Finance Minister Arun Jaitely presented India’s annual budget for 2017 in the Parliament yesterday. The budget is highly anticipated by the country at large, but it is followed particularly closely by foreign and domestic investors since it lays down clear points on which the government hopes to drive economic growth in the coming years.
One of the key points laid down by the finance minister yesterday was the proposal to set up a FinTech regulator which would provide direction and guidelines for this fast growing sector. Digital payments have been on a strong growth trajectory in India since November 2016 when the Prime Minister announced the decision to demonetise a significant chunk of the cash in circulation in the country.
The regulatory responsibility is most likely going to vest with the Reserve Bank of India (‘RBI’), which is already in charge of regulating banks and other financial services in the country. Along with the decision to do away with the Foreign Investment Promotion Board (‘FIPB’), this move would go a long way towards making financial regulation in the country a one-stop process with the RBI being the primary guiding body.

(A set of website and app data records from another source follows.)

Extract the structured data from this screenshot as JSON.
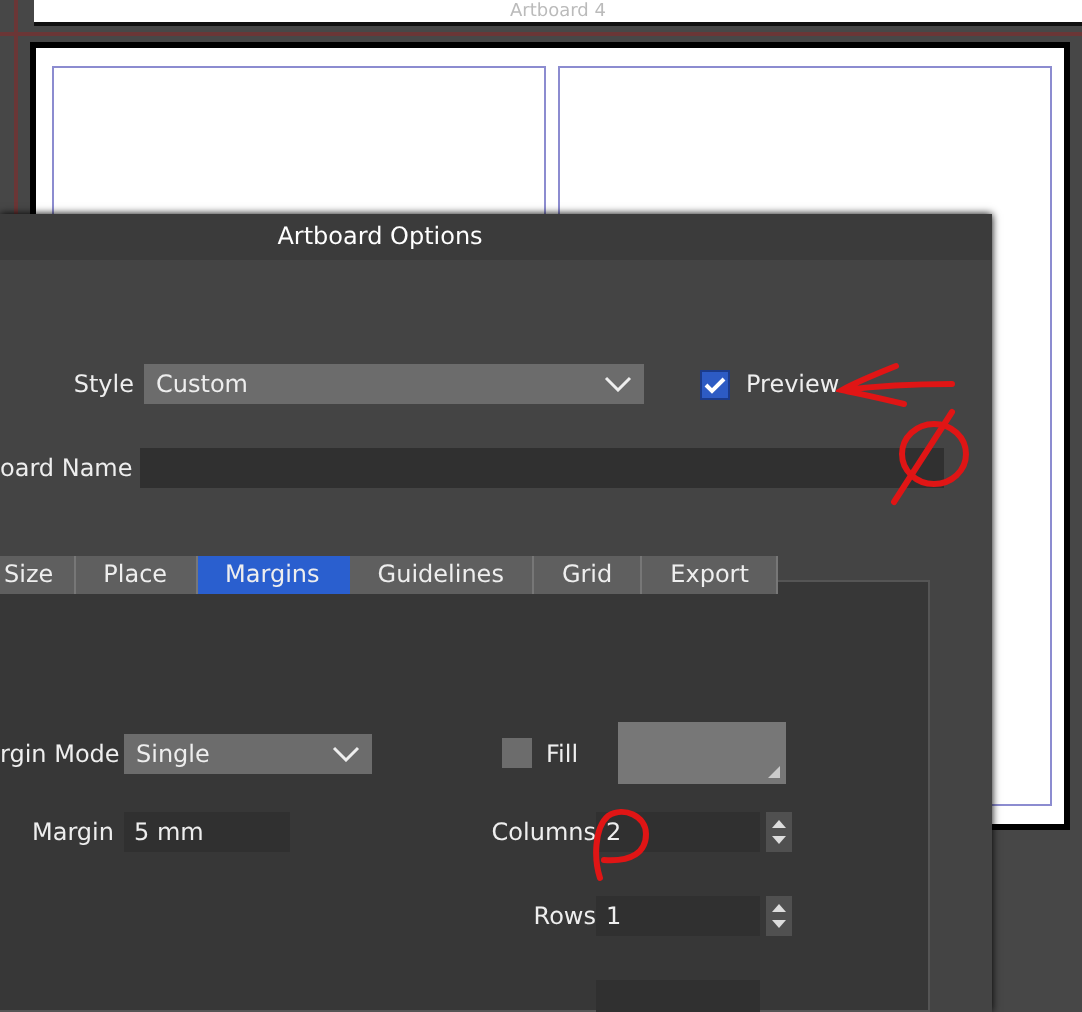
{
  "canvas": {
    "artboard_label": "Artboard 4"
  },
  "dialog": {
    "title": "Artboard Options",
    "style": {
      "label": "Style",
      "value": "Custom"
    },
    "preview": {
      "label": "Preview",
      "checked": true
    },
    "name": {
      "label": "oard Name"
    },
    "tabs": [
      {
        "label": "Size",
        "selected": false
      },
      {
        "label": "Place",
        "selected": false
      },
      {
        "label": "Margins",
        "selected": true
      },
      {
        "label": "Guidelines",
        "selected": false
      },
      {
        "label": "Grid",
        "selected": false
      },
      {
        "label": "Export",
        "selected": false
      }
    ],
    "margin_mode": {
      "label": "rgin Mode",
      "value": "Single"
    },
    "fill": {
      "label": "Fill",
      "checked": false
    },
    "margin": {
      "label": "Margin",
      "value": "5 mm"
    },
    "columns": {
      "label": "Columns",
      "value": "2"
    },
    "rows": {
      "label": "Rows",
      "value": "1"
    }
  }
}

While it can be argued that government regulations being introduced for any industry in a country like India isn’t necessarily a positive step, a central regulatory body would ensure that the growing influence of FinTech companies in India has some kind of a framework that investors and corporates can get behind.

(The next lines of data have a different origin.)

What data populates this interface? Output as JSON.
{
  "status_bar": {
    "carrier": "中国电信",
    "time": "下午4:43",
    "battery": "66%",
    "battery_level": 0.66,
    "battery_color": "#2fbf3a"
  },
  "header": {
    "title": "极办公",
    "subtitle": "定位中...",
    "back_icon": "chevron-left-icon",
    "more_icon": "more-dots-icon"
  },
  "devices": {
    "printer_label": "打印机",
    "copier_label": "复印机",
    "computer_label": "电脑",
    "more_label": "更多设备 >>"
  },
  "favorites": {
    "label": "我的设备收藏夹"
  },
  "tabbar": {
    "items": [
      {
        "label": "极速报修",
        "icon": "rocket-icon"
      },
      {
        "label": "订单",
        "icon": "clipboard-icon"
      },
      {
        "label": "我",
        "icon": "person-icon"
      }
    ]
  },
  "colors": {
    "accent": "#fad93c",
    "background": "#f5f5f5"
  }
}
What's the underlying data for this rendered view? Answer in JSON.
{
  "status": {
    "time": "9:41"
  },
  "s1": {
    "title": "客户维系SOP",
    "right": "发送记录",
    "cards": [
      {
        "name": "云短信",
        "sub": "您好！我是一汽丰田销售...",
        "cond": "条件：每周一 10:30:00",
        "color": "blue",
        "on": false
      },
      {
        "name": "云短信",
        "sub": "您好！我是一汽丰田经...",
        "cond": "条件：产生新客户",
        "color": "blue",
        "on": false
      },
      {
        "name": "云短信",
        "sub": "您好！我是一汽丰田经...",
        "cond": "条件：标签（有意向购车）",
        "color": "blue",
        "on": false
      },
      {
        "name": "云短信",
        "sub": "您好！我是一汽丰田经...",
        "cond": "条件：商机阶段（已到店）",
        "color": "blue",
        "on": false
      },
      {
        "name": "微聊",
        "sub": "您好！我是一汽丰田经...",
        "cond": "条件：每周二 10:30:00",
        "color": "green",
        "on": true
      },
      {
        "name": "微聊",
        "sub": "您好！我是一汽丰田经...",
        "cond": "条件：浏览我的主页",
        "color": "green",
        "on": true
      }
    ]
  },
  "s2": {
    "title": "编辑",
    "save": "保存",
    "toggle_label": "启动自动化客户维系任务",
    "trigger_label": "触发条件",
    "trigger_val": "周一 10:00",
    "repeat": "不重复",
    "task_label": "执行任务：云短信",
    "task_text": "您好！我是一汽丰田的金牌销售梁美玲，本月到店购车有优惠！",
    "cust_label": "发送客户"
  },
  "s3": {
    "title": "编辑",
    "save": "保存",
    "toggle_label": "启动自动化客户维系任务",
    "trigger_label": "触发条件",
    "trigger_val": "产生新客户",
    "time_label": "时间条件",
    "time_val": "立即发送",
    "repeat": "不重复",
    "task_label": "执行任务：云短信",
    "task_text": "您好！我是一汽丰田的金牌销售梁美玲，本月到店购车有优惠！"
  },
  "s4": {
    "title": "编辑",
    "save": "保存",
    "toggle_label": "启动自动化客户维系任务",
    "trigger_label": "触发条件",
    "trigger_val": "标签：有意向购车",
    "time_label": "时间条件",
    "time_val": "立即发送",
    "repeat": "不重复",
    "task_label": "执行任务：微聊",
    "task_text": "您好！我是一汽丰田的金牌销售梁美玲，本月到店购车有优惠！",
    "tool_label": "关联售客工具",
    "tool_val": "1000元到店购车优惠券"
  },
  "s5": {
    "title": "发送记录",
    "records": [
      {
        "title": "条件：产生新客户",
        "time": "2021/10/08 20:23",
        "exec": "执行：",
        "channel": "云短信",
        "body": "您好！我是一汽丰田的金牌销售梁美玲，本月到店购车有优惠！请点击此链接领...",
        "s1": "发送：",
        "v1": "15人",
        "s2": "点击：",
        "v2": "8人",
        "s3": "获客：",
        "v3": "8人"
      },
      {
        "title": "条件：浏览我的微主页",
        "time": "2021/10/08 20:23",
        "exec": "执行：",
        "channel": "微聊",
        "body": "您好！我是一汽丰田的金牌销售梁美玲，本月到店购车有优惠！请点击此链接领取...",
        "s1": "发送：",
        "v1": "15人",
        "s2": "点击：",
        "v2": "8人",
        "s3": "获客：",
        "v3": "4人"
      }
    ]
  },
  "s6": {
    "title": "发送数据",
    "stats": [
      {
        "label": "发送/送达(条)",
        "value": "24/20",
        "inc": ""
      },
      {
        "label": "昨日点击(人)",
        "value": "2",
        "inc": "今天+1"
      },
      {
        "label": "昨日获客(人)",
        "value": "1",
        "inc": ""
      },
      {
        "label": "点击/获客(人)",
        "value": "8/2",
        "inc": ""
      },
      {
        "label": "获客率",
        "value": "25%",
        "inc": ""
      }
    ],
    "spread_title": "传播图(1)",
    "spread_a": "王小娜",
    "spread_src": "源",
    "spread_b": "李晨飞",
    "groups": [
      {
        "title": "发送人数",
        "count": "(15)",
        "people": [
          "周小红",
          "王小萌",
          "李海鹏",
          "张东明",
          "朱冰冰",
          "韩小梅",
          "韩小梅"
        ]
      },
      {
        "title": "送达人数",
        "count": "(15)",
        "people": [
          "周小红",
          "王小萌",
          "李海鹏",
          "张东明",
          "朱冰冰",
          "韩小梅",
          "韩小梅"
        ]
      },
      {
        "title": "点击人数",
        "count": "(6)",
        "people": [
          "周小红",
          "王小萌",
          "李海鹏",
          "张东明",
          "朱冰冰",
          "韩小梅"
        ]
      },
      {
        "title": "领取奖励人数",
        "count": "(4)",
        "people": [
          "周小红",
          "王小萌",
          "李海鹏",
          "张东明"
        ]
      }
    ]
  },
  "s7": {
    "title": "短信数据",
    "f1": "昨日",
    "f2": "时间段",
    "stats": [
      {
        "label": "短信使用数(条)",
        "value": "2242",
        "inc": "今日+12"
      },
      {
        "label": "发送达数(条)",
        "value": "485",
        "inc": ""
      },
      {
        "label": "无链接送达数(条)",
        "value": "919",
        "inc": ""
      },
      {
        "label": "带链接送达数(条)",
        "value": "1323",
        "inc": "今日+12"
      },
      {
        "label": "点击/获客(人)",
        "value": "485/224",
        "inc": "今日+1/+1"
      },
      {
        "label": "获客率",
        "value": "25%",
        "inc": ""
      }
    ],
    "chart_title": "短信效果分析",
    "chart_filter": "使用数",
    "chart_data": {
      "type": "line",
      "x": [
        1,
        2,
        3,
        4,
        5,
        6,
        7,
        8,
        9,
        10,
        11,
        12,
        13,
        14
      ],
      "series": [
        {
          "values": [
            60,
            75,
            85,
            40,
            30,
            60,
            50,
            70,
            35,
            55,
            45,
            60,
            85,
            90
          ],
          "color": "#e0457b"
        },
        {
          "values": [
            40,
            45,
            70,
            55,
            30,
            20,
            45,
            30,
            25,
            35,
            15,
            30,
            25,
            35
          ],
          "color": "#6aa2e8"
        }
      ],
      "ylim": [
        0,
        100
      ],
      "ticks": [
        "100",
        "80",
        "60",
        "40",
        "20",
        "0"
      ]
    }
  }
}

The FinTech sector, particularly digital payments, has been growing at breakneck speeds in India since demonetisation, but lack of regulations has made investing in these companies a bit ambiguous for foreign and domestic investors alike.
In India, the budget is one of the most reliable channels to lay down the direction in which the government wishes to take the economy in the coming years, and based on yesterday’s speech, the focus on innovation and startups in the country is only getting stronger. The Finance Minister announced an expansion of the tax break window available to startups from 5 to 7 years.

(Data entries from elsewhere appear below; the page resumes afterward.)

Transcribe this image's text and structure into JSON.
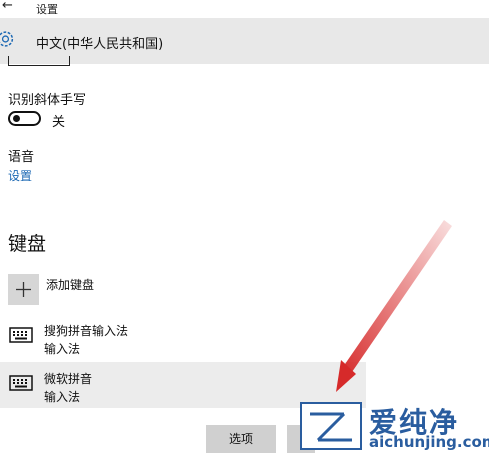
{
  "window": {
    "title": "设置",
    "back_glyph": "←"
  },
  "header": {
    "title": "中文(中华人民共和国)"
  },
  "handwriting": {
    "label": "识别斜体手写",
    "toggle_state": "关",
    "toggle_on": false
  },
  "speech": {
    "label": "语音",
    "link": "设置"
  },
  "keyboard": {
    "section_title": "键盘",
    "add_label": "添加键盘",
    "items": [
      {
        "name": "搜狗拼音输入法",
        "type": "输入法",
        "selected": false
      },
      {
        "name": "微软拼音",
        "type": "输入法",
        "selected": true
      }
    ]
  },
  "buttons": {
    "options": "选项"
  },
  "watermark": {
    "brand": "爱纯净",
    "url": "aichunjing.com"
  },
  "colors": {
    "link": "#1a67b3",
    "header_bg": "#e8e8e8",
    "arrow": "#d62a2a",
    "watermark": "#2a5d9f"
  }
}
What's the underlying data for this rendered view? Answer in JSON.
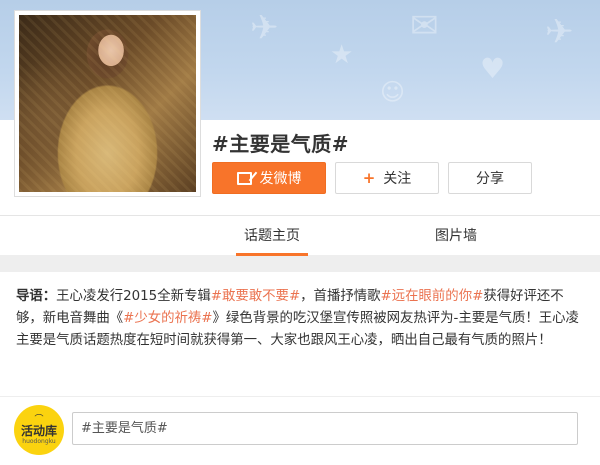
{
  "topic": {
    "title": "#主要是气质#"
  },
  "actions": {
    "post_label": "发微博",
    "follow_label": "关注",
    "follow_plus": "+",
    "share_label": "分享"
  },
  "tabs": [
    {
      "label": "话题主页",
      "active": true
    },
    {
      "label": "图片墙",
      "active": false
    }
  ],
  "lead": {
    "label": "导语：",
    "segments": [
      {
        "text": "王心凌发行2015全新专辑",
        "tag": false
      },
      {
        "text": "#敢要敢不要#",
        "tag": true
      },
      {
        "text": "，首播抒情歌",
        "tag": false
      },
      {
        "text": "#远在眼前的你#",
        "tag": true
      },
      {
        "text": "获得好评还不够，新电音舞曲《",
        "tag": false
      },
      {
        "text": "#少女的祈祷#",
        "tag": true
      },
      {
        "text": "》绿色背景的吃汉堡宣传照被网友热评为-主要是气质！王心凌主要是气质话题热度在短时间就获得第一、大家也跟风王心凌，晒出自己最有气质的照片！",
        "tag": false
      }
    ]
  },
  "comment": {
    "logo_top": "⌒",
    "logo_main": "活动库",
    "logo_sub": "huodongku",
    "value": "#主要是气质#"
  },
  "colors": {
    "accent": "#f8742a",
    "tag": "#eb7350",
    "logo_bg": "#fbd30f",
    "banner": "#c2d7ee"
  }
}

If the proposal gets Parliamentary approval, startups will be able to pick 3 of their initial 7 years of operations wherein they will be liable only for Minimum Alternate Tax at 18.5% which can be claimed as credit in later years.
Given the host of economic policy changes brought in by the Modi Government over the past few years, this does seem to be the golden period for setting up FinTech startups in India. The entire country is moving away rapidly from the cash dominated ways of the past, and this in turn has a variety of cascading effects on the economy as a whole. Tax benefits, incentives to use digital payments and extending loans based on a digital footprint will create a larger merchant ecosystem for digital payments, opening up a world of opportunities for entrepreneurs interested in developing innovative solutions for the one of the world’s largest, yet largely untapped, economies.